_Problem to solve_
Tally the lines in the records below that contain "highlighted" and return only the result.

_Working data_
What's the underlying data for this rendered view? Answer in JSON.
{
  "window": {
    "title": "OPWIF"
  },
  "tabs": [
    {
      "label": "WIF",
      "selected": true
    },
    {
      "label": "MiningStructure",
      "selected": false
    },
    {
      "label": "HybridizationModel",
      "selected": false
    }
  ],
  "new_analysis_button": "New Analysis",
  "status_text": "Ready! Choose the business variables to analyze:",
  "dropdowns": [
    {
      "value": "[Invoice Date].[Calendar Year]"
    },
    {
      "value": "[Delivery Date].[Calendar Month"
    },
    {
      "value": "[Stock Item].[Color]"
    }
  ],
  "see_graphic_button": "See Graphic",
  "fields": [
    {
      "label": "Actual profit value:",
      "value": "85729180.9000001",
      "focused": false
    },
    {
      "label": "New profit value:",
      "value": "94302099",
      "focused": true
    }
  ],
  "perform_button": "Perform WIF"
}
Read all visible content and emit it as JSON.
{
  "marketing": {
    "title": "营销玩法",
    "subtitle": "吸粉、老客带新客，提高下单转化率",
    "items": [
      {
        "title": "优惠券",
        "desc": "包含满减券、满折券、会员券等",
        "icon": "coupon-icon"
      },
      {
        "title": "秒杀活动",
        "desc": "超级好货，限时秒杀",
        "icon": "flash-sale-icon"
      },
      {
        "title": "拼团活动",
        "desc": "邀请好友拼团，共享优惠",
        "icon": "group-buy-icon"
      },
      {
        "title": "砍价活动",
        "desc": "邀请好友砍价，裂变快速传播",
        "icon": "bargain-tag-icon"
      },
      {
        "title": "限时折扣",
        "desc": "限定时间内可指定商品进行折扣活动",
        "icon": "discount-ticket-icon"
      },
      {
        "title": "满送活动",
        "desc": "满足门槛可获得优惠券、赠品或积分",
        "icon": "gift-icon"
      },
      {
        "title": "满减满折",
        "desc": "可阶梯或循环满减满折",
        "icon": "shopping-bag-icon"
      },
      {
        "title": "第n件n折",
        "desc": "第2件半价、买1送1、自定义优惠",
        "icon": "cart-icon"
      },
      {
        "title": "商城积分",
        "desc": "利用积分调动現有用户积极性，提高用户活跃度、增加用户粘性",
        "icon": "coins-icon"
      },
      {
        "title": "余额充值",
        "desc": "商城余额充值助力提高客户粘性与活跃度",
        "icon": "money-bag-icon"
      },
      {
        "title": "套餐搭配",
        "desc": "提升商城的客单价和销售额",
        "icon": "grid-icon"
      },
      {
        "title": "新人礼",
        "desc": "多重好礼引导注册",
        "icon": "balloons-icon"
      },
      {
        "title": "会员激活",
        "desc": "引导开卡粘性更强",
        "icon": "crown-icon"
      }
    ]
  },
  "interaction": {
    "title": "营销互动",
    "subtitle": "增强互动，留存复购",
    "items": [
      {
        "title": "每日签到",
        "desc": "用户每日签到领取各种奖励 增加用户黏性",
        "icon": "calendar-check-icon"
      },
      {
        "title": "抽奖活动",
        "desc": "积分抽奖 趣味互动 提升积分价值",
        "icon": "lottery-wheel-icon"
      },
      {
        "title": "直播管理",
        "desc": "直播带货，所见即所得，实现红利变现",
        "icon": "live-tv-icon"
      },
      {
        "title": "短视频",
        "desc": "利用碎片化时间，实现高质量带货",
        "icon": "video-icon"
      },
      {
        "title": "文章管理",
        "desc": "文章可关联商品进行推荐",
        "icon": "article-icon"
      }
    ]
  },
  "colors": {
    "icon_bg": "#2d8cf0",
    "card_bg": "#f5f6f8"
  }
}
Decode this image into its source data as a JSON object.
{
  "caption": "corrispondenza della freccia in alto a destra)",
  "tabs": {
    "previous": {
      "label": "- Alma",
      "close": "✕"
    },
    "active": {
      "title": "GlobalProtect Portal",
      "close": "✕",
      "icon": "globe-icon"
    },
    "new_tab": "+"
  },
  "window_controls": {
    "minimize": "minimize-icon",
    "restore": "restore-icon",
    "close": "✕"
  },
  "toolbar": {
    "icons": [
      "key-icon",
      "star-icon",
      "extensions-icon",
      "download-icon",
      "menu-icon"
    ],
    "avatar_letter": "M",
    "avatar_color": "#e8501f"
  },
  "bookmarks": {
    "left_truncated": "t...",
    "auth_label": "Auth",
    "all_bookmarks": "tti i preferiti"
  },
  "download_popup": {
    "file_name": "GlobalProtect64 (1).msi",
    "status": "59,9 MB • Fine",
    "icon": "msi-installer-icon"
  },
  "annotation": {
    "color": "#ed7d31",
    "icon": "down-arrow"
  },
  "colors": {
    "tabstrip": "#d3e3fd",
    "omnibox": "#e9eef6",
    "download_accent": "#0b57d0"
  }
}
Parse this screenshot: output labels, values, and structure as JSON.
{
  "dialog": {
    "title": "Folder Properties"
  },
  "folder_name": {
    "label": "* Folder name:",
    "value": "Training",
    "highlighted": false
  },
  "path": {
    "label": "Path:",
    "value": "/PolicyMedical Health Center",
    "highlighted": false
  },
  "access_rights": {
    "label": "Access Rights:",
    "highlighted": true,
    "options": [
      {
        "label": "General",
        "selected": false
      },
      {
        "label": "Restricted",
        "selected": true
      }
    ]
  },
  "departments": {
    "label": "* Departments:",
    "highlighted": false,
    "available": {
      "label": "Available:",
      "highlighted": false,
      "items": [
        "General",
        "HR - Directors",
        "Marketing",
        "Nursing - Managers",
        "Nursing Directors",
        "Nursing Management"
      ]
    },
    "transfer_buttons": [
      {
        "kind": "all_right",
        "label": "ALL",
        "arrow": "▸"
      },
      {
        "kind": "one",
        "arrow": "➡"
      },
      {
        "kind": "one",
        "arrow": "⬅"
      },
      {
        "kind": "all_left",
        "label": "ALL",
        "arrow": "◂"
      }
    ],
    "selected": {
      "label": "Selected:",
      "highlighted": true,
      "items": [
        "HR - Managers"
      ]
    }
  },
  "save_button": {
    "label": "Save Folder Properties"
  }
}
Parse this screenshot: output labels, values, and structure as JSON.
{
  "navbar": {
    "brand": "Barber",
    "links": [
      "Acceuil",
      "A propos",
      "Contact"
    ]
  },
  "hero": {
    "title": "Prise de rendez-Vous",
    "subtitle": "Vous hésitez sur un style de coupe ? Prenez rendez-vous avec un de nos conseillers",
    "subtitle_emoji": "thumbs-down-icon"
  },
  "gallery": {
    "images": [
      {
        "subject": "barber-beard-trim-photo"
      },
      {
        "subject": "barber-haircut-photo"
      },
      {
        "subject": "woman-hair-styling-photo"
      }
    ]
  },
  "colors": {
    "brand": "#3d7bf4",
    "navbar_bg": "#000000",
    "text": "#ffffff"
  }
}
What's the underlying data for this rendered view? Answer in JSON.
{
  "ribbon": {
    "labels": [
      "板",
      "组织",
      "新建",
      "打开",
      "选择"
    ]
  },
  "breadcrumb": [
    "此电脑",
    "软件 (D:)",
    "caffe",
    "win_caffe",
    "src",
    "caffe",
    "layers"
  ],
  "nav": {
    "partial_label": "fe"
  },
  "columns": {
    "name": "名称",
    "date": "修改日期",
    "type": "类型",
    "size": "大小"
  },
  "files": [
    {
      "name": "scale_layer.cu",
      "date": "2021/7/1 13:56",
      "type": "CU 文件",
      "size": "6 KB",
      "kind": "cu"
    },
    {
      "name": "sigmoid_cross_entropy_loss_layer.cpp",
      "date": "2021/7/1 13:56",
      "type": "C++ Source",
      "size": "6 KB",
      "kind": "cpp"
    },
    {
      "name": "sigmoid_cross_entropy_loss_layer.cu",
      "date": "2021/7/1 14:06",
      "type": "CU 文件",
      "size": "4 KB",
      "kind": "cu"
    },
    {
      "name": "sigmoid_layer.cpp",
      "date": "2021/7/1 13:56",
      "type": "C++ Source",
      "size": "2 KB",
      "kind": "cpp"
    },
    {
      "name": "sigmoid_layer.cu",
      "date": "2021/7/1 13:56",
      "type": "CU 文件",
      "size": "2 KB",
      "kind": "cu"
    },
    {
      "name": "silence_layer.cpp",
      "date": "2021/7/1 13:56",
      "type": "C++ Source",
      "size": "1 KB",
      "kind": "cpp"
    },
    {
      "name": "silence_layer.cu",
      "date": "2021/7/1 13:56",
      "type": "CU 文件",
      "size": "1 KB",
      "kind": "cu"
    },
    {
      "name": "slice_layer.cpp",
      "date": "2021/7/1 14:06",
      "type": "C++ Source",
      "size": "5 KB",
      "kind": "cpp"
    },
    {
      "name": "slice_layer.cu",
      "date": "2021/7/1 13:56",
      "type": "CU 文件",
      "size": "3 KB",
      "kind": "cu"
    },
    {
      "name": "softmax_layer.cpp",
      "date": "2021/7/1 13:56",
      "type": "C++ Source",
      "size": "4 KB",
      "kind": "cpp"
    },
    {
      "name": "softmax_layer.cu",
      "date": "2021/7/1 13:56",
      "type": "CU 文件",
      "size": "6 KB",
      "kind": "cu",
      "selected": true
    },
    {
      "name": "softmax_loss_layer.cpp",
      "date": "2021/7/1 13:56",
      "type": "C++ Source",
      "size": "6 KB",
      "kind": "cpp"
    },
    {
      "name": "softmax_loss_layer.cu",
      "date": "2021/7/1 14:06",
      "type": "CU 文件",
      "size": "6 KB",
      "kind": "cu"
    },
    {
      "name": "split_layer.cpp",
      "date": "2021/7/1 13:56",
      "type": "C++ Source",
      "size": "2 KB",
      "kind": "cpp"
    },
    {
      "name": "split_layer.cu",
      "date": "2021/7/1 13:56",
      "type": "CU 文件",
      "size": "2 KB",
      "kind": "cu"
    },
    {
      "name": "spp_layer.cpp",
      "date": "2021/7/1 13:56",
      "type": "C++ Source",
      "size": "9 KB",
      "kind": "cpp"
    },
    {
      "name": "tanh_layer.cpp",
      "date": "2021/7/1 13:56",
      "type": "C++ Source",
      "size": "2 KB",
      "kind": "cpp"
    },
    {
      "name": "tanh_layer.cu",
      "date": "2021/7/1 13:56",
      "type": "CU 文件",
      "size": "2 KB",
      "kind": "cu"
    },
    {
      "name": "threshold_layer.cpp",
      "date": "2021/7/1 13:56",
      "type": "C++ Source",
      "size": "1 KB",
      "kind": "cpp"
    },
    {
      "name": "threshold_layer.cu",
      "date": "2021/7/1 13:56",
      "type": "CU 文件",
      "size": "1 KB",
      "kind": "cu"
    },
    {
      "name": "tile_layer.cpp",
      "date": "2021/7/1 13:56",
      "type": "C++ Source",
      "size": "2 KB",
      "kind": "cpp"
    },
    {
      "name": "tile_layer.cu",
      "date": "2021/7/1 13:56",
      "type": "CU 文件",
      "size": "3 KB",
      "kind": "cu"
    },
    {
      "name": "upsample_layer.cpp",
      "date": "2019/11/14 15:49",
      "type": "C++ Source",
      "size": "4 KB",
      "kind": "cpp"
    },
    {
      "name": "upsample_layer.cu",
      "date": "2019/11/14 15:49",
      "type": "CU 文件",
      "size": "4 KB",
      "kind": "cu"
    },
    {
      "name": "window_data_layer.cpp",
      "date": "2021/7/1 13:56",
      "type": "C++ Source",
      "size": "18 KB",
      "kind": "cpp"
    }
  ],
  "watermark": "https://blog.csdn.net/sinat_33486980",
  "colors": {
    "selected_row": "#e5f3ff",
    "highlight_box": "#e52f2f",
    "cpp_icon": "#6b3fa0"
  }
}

_Task solution_
6